Return a copy of every line in the records that includes the word "Temperatura".

MATERIALS PROVIDED Block Start

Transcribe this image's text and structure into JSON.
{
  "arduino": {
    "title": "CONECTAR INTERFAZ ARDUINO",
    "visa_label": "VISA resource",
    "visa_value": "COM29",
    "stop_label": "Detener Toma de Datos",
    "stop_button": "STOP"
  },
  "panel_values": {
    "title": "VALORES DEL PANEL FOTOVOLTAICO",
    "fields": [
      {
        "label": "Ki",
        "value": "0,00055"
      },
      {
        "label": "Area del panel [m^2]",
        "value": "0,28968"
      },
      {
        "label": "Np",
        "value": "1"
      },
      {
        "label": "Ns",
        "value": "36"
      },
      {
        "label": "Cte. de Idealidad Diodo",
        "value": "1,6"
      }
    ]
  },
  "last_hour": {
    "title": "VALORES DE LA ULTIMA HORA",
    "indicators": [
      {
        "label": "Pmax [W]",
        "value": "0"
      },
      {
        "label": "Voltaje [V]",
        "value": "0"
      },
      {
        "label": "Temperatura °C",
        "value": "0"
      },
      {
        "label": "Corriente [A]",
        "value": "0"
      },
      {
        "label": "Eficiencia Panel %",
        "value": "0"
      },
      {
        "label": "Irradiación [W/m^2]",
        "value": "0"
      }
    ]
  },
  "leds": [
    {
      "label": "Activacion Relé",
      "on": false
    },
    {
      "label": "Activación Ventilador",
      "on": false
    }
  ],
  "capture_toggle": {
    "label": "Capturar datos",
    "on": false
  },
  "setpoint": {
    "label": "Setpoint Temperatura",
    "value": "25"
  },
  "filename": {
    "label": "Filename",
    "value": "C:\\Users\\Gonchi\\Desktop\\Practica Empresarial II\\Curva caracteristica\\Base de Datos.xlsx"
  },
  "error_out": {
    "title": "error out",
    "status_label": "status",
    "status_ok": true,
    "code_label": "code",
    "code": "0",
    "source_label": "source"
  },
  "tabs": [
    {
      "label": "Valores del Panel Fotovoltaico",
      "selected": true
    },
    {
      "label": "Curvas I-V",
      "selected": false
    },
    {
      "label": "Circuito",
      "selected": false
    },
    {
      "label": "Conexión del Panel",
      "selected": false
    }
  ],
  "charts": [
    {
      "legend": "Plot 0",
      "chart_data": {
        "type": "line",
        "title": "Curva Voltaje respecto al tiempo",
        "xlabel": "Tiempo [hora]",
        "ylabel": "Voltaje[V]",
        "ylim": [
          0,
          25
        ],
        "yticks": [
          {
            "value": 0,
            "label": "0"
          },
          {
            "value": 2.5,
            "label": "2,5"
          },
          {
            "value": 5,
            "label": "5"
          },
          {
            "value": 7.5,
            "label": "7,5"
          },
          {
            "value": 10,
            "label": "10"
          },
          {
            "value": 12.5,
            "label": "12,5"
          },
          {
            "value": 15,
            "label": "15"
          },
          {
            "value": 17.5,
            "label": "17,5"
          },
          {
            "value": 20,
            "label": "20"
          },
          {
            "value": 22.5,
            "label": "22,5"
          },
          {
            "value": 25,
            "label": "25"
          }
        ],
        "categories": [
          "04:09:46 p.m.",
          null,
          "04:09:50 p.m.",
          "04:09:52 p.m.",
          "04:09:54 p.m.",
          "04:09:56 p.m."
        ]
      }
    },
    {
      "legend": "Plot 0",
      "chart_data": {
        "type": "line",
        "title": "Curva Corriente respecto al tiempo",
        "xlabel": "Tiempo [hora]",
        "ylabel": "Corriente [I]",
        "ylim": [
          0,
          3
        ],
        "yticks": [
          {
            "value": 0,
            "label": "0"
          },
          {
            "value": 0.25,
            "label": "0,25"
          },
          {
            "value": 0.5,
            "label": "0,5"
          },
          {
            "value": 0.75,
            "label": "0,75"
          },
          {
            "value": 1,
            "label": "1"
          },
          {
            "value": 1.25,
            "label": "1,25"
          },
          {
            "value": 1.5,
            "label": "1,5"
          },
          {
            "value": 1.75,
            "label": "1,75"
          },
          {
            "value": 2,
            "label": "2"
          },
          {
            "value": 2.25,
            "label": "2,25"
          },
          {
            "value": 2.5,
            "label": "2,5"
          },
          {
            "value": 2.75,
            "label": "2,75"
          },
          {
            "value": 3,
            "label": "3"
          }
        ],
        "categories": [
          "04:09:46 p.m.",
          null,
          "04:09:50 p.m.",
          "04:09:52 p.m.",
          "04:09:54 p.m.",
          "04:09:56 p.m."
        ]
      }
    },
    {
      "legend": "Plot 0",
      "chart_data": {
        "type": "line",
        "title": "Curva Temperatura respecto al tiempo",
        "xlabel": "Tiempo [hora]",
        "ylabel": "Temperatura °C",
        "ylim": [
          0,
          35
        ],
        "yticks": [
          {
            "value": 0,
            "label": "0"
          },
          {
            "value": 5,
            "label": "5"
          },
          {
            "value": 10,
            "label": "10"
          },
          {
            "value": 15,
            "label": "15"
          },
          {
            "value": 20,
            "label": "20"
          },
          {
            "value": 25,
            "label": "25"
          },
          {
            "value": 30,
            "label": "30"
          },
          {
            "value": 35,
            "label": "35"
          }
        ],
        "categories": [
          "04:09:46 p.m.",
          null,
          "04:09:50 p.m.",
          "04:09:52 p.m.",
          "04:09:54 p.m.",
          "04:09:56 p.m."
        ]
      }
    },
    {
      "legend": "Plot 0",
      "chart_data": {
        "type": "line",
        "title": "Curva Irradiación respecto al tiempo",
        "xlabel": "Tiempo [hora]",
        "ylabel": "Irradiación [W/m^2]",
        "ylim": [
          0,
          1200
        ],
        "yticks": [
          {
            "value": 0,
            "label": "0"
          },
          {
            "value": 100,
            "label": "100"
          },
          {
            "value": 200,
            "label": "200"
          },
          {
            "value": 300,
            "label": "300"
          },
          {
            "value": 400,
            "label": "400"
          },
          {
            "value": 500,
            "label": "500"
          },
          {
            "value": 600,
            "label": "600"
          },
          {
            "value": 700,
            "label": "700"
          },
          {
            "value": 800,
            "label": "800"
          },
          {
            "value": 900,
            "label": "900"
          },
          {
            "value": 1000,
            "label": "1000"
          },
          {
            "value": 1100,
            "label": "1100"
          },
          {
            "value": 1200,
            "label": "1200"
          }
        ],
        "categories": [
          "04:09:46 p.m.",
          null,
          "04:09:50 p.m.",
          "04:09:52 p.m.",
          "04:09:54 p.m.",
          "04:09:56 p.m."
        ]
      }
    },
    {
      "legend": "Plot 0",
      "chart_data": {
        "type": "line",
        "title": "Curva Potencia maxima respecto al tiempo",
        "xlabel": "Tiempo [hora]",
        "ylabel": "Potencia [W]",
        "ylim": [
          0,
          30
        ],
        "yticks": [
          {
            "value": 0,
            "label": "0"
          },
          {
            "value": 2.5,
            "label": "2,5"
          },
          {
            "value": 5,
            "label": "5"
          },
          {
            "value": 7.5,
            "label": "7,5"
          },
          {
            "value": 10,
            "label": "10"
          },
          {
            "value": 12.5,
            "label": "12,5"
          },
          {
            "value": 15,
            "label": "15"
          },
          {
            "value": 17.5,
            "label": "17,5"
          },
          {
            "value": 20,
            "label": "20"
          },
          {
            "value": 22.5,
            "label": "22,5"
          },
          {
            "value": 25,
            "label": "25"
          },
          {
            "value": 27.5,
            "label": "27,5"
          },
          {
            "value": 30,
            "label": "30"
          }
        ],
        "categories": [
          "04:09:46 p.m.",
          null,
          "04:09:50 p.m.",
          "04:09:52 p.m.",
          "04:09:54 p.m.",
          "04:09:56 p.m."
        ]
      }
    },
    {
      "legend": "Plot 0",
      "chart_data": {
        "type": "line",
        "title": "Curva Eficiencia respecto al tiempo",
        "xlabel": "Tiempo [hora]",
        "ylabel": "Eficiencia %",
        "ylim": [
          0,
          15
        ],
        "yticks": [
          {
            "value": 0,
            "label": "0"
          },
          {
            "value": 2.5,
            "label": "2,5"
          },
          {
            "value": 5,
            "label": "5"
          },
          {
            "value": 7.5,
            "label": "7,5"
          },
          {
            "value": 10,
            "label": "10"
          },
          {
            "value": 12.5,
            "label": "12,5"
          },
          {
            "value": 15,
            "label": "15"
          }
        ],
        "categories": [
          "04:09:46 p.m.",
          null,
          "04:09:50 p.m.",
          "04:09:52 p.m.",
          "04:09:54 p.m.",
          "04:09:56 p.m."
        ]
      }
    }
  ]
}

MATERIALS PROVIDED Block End

### [EXPECTED OUTPUT]
        "label": "Temperatura °C",
    "label": "Setpoint Temperatura",
        "title": "Curva Temperatura respecto al tiempo",
        "ylabel": "Temperatura °C",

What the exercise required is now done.